 $=\phantom{\rule{mediummathspace}{0.2em}}5\phantom{\rule{mediummathspace}{0.2em}}-\phantom{\rule{mediummathspace}{0.2em}}4t\phantom{\rule{mediummathspace}{0.2em}}+\phantom{\rule{mediummathspace}{0.2em}}3s\phantom{\rule{mediummathspace}{0.2em}}+\phantom{\rule{mediummathspace}{0.2em}}3\left(-7\phantom{\rule{mediummathspace}{0.2em}}+\phantom{\rule{mediummathspace}{0.2em}}2t\phantom{\rule{mediummathspace}{0.2em}}-\phantom{\rule{mediummathspace}{0.2em}}2s\right)\phantom{\rule{mediummathspace}{0.2em}}-\phantom{\rule{mediummathspace}{0.2em}}2.4\phantom{\rule{mediummathspace}{0.2em}}=\phantom{\rule{mediummathspace}{0.2em}}-24\phantom{\rule{mediummathspace}{0.2em}}+\phantom{\rule{mediummathspace}{0.2em}}2t\phantom{\rule{mediummathspace}{0.2em}}-3s.$

Answer: The system (1.6) has the following solutions

 ${x}_{1}=-20+2t-3s,{x}_{2}=-7+2t-2s,{x}_{3}=t,{x}_{4}=s,{x}_{5}=4$

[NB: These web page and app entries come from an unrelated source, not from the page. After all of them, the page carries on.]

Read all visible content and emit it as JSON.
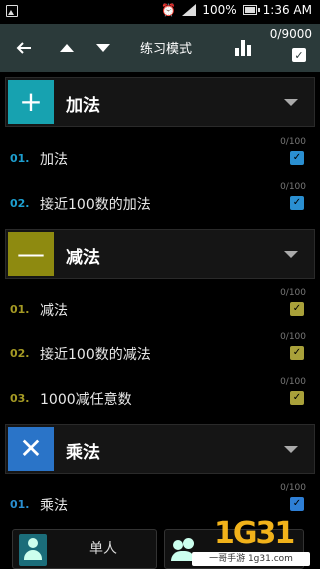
{
  "status_bar": {
    "battery": "100%",
    "time": "1:36 AM"
  },
  "toolbar": {
    "title": "练习模式",
    "score": "0/9000",
    "back_icon": "arrow-left-icon",
    "up_icon": "triangle-up-icon",
    "down_icon": "triangle-down-icon",
    "chart_icon": "bar-chart-icon",
    "check_mark": "✓"
  },
  "categories": [
    {
      "label": "加法",
      "icon_glyph": "+",
      "icon_color": "#17a2b0",
      "accent": "#1d9fd0",
      "check_color": "#2a8fd1",
      "items": [
        {
          "num": "01.",
          "label": "加法",
          "count": "0/100",
          "checked": "✓"
        },
        {
          "num": "02.",
          "label": "接近100数的加法",
          "count": "0/100",
          "checked": "✓"
        }
      ]
    },
    {
      "label": "减法",
      "icon_glyph": "—",
      "icon_color": "#8e8a10",
      "accent": "#a59a24",
      "check_color": "#a9a13a",
      "items": [
        {
          "num": "01.",
          "label": "减法",
          "count": "0/100",
          "checked": "✓"
        },
        {
          "num": "02.",
          "label": "接近100数的减法",
          "count": "0/100",
          "checked": "✓"
        },
        {
          "num": "03.",
          "label": "1000减任意数",
          "count": "0/100",
          "checked": "✓"
        }
      ]
    },
    {
      "label": "乘法",
      "icon_glyph": "✕",
      "icon_color": "#2a74c8",
      "accent": "#2a8fd1",
      "check_color": "#2e7fd6",
      "items": [
        {
          "num": "01.",
          "label": "乘法",
          "count": "0/100",
          "checked": "✓"
        }
      ]
    }
  ],
  "bottom": {
    "single_label": "单人",
    "single_icon": "person-icon",
    "multi_icon": "group-icon"
  },
  "watermark": {
    "digits": "1G31",
    "text": "一哥手游 1g31.com"
  }
}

for any choice of parameters $t,s\in ℝ\phantom{\rule{mediummathspace}{0.2em}}$.